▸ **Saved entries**

----

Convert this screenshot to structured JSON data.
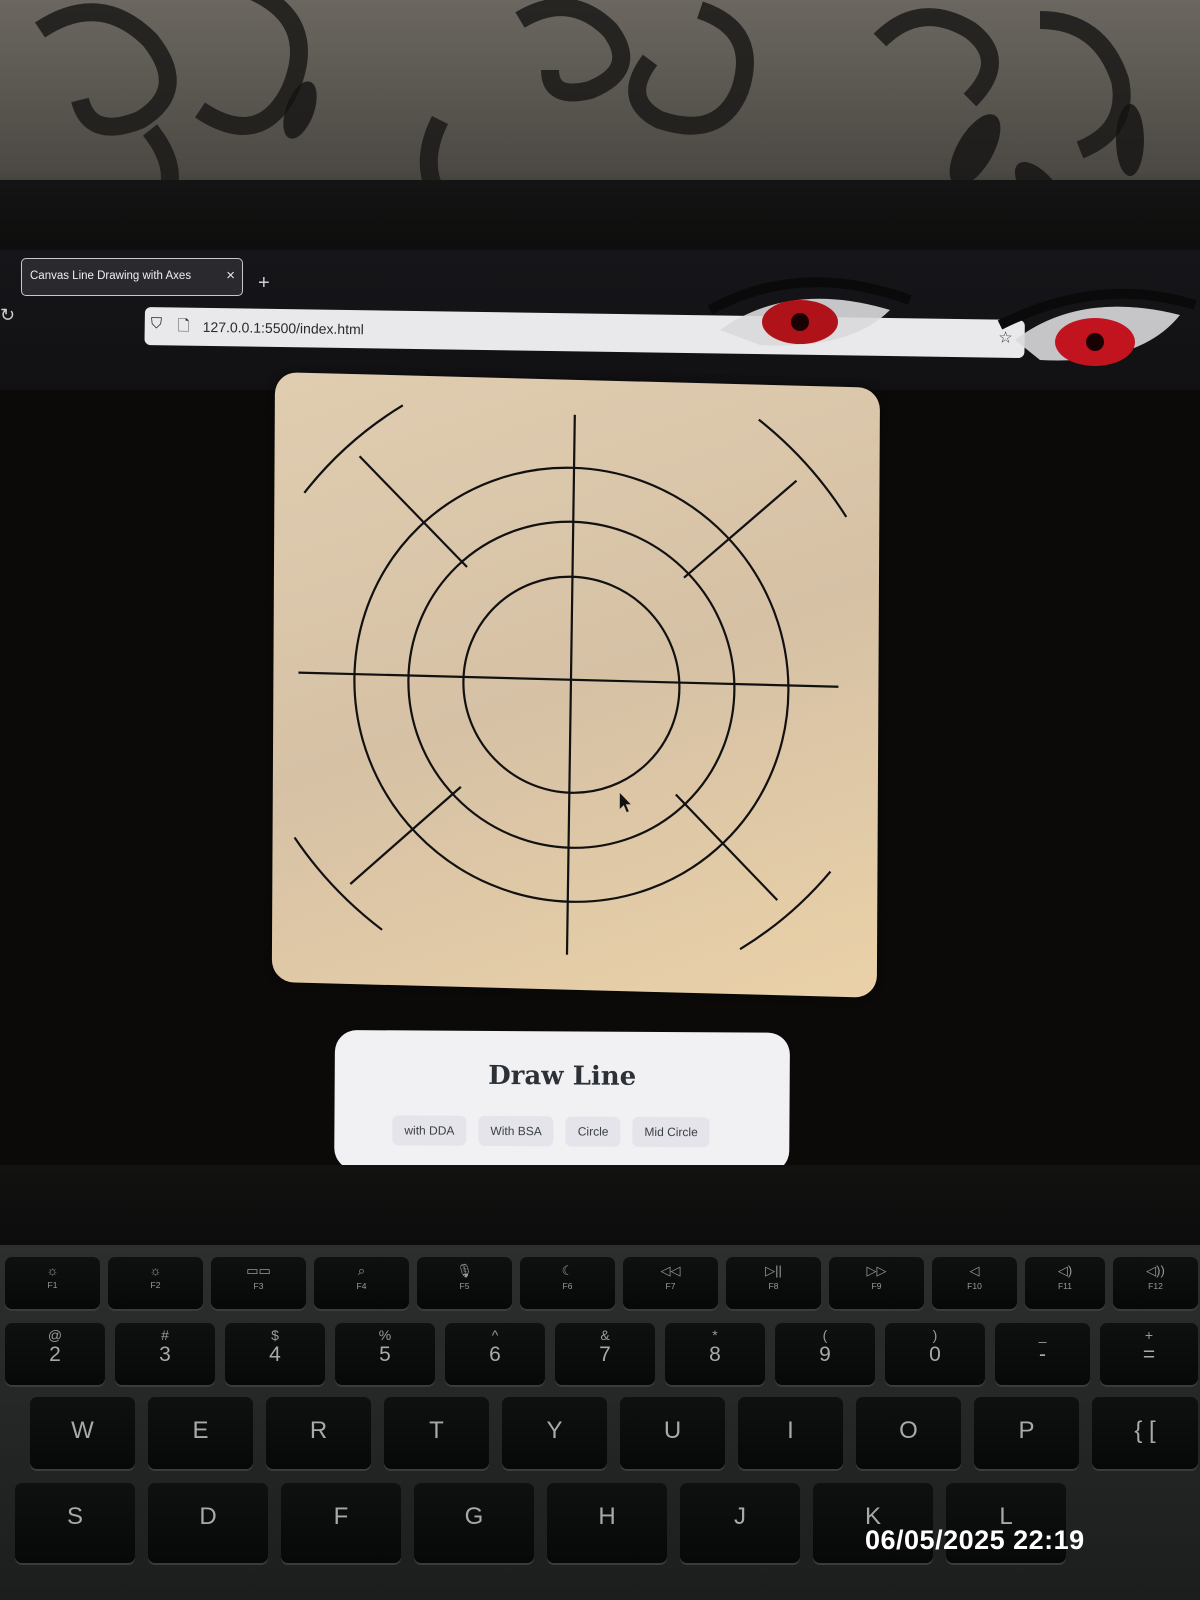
{
  "browser": {
    "tab_title": "Canvas Line Drawing with Axes",
    "tab_close": "×",
    "new_tab": "+",
    "reload_icon": "↻",
    "shield_icon": "⛉",
    "page_icon": "🗋",
    "url": "127.0.0.1:5500/index.html",
    "star_icon": "☆"
  },
  "panel": {
    "title": "Draw Line",
    "buttons": [
      "with DDA",
      "With BSA",
      "Circle",
      "Mid Circle"
    ]
  },
  "keyboard": {
    "function_row": [
      {
        "glyph": "☼",
        "label": "F1"
      },
      {
        "glyph": "☼",
        "label": "F2"
      },
      {
        "glyph": "▭▭",
        "label": "F3"
      },
      {
        "glyph": "⌕",
        "label": "F4"
      },
      {
        "glyph": "🎙",
        "label": "F5"
      },
      {
        "glyph": "☾",
        "label": "F6"
      },
      {
        "glyph": "◁◁",
        "label": "F7"
      },
      {
        "glyph": "▷||",
        "label": "F8"
      },
      {
        "glyph": "▷▷",
        "label": "F9"
      },
      {
        "glyph": "◁",
        "label": "F10"
      },
      {
        "glyph": "◁)",
        "label": "F11"
      },
      {
        "glyph": "◁))",
        "label": "F12"
      }
    ],
    "number_row": [
      {
        "top": "@",
        "main": "2"
      },
      {
        "top": "#",
        "main": "3"
      },
      {
        "top": "$",
        "main": "4"
      },
      {
        "top": "%",
        "main": "5"
      },
      {
        "top": "^",
        "main": "6"
      },
      {
        "top": "&",
        "main": "7"
      },
      {
        "top": "*",
        "main": "8"
      },
      {
        "top": "(",
        "main": "9"
      },
      {
        "top": ")",
        "main": "0"
      },
      {
        "top": "_",
        "main": "-"
      },
      {
        "top": "+",
        "main": "="
      }
    ],
    "qwerty_row": [
      "W",
      "E",
      "R",
      "T",
      "Y",
      "U",
      "I",
      "O",
      "P",
      "{ ["
    ],
    "home_row": [
      "S",
      "D",
      "F",
      "G",
      "H",
      "J",
      "K",
      "L"
    ]
  },
  "timestamp": "06/05/2025  22:19",
  "colors": {
    "canvas_background": "#d8c4a8",
    "stroke": "#111111",
    "panel_background": "#f1f1f4",
    "title_color": "#2c3138"
  }
}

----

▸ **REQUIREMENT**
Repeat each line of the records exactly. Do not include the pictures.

▸ **TASK RESPONSE**
Convert this screenshot to structured JSON data.
{
  "browser": {
    "tab_title": "Canvas Line Drawing with Axes",
    "tab_close": "×",
    "new_tab": "+",
    "reload_icon": "↻",
    "shield_icon": "⛉",
    "page_icon": "🗋",
    "url": "127.0.0.1:5500/index.html",
    "star_icon": "☆"
  },
  "panel": {
    "title": "Draw Line",
    "buttons": [
      "with DDA",
      "With BSA",
      "Circle",
      "Mid Circle"
    ]
  },
  "keyboard": {
    "function_row": [
      {
        "glyph": "☼",
        "label": "F1"
      },
      {
        "glyph": "☼",
        "label": "F2"
      },
      {
        "glyph": "▭▭",
        "label": "F3"
      },
      {
        "glyph": "⌕",
        "label": "F4"
      },
      {
        "glyph": "🎙",
        "label": "F5"
      },
      {
        "glyph": "☾",
        "label": "F6"
      },
      {
        "glyph": "◁◁",
        "label": "F7"
      },
      {
        "glyph": "▷||",
        "label": "F8"
      },
      {
        "glyph": "▷▷",
        "label": "F9"
      },
      {
        "glyph": "◁",
        "label": "F10"
      },
      {
        "glyph": "◁)",
        "label": "F11"
      },
      {
        "glyph": "◁))",
        "label": "F12"
      }
    ],
    "number_row": [
      {
        "top": "@",
        "main": "2"
      },
      {
        "top": "#",
        "main": "3"
      },
      {
        "top": "$",
        "main": "4"
      },
      {
        "top": "%",
        "main": "5"
      },
      {
        "top": "^",
        "main": "6"
      },
      {
        "top": "&",
        "main": "7"
      },
      {
        "top": "*",
        "main": "8"
      },
      {
        "top": "(",
        "main": "9"
      },
      {
        "top": ")",
        "main": "0"
      },
      {
        "top": "_",
        "main": "-"
      },
      {
        "top": "+",
        "main": "="
      }
    ],
    "qwerty_row": [
      "W",
      "E",
      "R",
      "T",
      "Y",
      "U",
      "I",
      "O",
      "P",
      "{ ["
    ],
    "home_row": [
      "S",
      "D",
      "F",
      "G",
      "H",
      "J",
      "K",
      "L"
    ]
  },
  "timestamp": "06/05/2025  22:19",
  "colors": {
    "canvas_background": "#d8c4a8",
    "stroke": "#111111",
    "panel_background": "#f1f1f4",
    "title_color": "#2c3138"
  }
}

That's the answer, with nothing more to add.